Input material |
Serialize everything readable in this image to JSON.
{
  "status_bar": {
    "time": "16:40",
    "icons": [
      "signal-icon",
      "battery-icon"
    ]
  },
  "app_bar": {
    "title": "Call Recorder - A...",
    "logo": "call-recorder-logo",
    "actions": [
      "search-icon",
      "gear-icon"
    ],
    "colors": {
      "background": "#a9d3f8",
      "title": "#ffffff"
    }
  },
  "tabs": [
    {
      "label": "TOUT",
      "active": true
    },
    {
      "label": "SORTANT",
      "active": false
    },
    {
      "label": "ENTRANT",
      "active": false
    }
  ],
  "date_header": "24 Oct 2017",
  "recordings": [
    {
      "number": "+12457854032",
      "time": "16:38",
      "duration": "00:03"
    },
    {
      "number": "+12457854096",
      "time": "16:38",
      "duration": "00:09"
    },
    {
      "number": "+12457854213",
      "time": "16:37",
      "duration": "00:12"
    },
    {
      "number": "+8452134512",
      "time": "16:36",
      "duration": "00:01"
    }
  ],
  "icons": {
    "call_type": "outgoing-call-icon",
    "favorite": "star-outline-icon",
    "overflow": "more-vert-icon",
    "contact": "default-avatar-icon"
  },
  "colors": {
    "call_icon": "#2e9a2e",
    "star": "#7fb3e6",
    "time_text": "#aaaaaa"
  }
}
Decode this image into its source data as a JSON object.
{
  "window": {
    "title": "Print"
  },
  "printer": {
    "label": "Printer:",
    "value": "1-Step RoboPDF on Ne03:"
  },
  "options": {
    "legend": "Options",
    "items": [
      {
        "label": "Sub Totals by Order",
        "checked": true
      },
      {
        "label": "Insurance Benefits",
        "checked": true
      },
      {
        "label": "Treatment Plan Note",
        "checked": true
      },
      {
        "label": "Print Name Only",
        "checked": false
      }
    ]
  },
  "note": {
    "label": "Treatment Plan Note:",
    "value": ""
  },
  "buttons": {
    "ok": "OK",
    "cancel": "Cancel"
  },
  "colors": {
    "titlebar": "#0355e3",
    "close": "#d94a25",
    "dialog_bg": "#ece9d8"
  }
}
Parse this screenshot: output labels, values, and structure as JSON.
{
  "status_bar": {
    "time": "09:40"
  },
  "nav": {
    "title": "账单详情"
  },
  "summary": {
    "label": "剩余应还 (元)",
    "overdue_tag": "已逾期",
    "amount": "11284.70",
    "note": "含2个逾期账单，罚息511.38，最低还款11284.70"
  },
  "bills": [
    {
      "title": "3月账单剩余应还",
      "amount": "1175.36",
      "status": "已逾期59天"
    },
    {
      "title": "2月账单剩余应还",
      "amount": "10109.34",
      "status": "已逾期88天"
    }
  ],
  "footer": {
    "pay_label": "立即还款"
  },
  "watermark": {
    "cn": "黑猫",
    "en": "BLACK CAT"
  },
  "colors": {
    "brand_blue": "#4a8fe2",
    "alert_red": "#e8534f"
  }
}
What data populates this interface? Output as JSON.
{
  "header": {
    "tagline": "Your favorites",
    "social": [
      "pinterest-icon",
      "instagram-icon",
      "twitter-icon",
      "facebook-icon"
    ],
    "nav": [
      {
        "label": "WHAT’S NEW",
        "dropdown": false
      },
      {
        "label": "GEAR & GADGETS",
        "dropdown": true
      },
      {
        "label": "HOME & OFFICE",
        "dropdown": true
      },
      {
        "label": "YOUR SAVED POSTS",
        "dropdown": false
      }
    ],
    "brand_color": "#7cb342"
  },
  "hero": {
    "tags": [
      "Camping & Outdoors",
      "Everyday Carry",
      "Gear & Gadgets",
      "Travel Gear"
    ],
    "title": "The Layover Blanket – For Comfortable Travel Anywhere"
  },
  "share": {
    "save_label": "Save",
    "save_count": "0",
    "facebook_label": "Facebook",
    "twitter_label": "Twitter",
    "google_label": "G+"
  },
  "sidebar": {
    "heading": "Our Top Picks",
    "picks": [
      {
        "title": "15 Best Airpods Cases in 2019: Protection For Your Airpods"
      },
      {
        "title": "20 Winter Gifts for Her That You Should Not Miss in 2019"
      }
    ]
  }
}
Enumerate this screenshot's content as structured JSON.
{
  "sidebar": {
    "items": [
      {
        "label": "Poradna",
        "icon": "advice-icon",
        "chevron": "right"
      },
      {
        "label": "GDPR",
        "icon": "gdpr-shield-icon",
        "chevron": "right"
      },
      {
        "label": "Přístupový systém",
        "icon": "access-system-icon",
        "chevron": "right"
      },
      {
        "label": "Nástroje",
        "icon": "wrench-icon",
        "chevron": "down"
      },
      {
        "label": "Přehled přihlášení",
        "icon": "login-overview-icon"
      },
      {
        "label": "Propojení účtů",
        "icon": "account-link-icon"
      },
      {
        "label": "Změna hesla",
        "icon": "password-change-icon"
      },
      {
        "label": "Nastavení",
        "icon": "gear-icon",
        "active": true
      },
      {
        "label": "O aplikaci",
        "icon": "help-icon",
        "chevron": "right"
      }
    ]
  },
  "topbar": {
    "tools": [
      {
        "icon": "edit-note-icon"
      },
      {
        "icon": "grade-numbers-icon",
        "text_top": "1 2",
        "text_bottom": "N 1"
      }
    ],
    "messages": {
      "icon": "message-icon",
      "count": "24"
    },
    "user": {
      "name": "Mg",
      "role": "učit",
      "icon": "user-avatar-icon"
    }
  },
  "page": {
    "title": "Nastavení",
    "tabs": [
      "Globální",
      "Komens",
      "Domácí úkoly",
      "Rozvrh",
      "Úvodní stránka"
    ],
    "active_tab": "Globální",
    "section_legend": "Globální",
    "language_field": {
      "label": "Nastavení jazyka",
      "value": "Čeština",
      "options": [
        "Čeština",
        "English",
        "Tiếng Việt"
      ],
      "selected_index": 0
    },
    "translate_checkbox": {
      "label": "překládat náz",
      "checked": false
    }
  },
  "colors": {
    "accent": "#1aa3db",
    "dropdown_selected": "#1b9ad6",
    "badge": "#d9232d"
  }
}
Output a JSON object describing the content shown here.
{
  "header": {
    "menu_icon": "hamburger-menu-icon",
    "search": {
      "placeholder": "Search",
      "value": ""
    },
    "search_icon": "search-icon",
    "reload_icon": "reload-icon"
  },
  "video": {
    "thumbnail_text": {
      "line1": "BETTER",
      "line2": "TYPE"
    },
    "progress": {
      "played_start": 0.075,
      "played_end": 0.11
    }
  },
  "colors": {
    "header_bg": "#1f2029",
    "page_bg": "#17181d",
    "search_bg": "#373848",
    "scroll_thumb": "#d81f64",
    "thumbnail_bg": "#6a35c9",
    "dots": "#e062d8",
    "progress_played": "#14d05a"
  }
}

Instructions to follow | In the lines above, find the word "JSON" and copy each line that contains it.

Solution |
Serialize everything readable in this image to JSON.
Decode this image into its source data as a JSON object.
Parse this screenshot: output labels, values, and structure as JSON.
What data populates this interface? Output as JSON.
Enumerate this screenshot's content as structured JSON.
Output a JSON object describing the content shown here.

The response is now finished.